We have already blogged the imminent publication of the Culture, Media and Sport Select Committee report on Press Standards, Privacy and Libel. This Report is likely to contain a number of criticisms of the media and to be the subject of some leaking and spinning.
Readers of media reports about the recommendations of the committee will need to be especially vigilant if any aspects of the report involve serious criticism of the media. These will risk being lost when more “media friendly” recommendations are being discussed.
So far we have had three “previews” of the report. First, the Times legal correspondent, Frances Gibb, has had a preview of the Report and deals with both “pro” and “anti” media points.

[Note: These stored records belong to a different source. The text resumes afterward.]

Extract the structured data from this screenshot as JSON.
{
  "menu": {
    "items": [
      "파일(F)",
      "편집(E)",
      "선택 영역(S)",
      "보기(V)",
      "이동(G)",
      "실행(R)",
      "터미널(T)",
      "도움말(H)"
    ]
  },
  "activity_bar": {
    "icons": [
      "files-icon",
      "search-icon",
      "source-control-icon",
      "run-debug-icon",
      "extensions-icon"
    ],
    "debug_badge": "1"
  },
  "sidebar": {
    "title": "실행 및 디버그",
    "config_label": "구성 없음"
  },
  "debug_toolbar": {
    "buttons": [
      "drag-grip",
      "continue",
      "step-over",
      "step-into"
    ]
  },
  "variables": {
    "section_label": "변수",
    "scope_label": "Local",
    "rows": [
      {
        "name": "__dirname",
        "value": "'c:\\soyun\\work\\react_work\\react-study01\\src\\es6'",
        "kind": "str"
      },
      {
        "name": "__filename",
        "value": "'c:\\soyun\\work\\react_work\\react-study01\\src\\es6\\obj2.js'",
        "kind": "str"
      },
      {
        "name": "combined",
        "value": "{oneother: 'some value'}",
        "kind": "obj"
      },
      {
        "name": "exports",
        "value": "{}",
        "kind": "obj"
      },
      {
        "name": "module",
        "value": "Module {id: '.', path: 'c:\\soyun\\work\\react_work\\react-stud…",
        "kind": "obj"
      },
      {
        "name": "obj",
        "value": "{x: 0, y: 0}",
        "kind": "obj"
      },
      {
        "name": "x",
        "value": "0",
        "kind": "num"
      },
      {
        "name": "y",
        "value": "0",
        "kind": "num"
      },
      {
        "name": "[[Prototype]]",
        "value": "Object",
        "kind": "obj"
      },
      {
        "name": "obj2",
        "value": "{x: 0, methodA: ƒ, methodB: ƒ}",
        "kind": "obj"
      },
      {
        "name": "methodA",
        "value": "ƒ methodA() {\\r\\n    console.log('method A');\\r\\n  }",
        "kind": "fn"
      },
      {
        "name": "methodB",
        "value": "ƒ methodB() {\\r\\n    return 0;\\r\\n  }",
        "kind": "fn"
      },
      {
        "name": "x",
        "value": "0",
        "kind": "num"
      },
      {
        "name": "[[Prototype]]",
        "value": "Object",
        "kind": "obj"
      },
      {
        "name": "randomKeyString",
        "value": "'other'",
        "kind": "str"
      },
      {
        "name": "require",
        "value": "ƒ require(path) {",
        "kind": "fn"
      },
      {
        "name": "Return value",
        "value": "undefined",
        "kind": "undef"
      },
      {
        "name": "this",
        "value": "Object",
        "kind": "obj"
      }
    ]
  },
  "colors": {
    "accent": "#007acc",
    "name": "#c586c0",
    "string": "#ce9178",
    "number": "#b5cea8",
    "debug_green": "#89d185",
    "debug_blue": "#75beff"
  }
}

Her article in the Times on 19 February has the headline “Media watchdog needs ‘radical shake-up’ but should not be abolished, MPs argue” along with the sub-heading “Report demands ban on suing companies for libel”.
According to her article, the Report will say, amongst other things, that:
- The PCC needs a radical shake-up to turn it into a body that is proactive, rigorous and is taken seriously by the public – it is suggested that it should be given power to halt the printing of newspapers and to impose large fines.
- There should be no requirement that privacy stories should be notified to the subjects in advance (as proposed by Max Mosley)(for a recent post on this application see here).
- Businesses with more than 10 employees should lose the right to sue for libel.
Second, there is the report in the Press Gazette which headlines the third, “pro-media” point in a report under the headline “Report: MPs to call for ban on companies suing for libel”.
The precise terms of this last proposal are not clear but any complete “ban” on proceedings would give rise to serious human rights concerns. There is no doubt that companies have Article 8 rights under the European Convention on Human Rights and these may well extend to rights to reputation. If so, a company would also have an Article 6 right to access to court in order to obtain a determination as to whether its reputation had been wrongly interfered with and any statute which prevented this would be incompatible with the Convention.
Third, today’s Independent on Sunday has a report by Matthew Bell under the lightly punning headline “Screws tighten on ‘News of the World’ in damning MPs report”. It is suggested that the Report’s findings will have damaging implications for “News International, the Conservative party, the Metropolitan Police, the Press Complaints Commission, the Crown Prosecution Service and the Information Commissioner”. According to Mr Bell:
“The report finds against them and for The Guardian,” confirms the source, referring to the newspaper’s claim that unlawful practice had been “endemic” at the NoW, contrary to News International’s defence that it was limited to a “rogue reporter””.
We will provide a full analysis of the Report when it is published.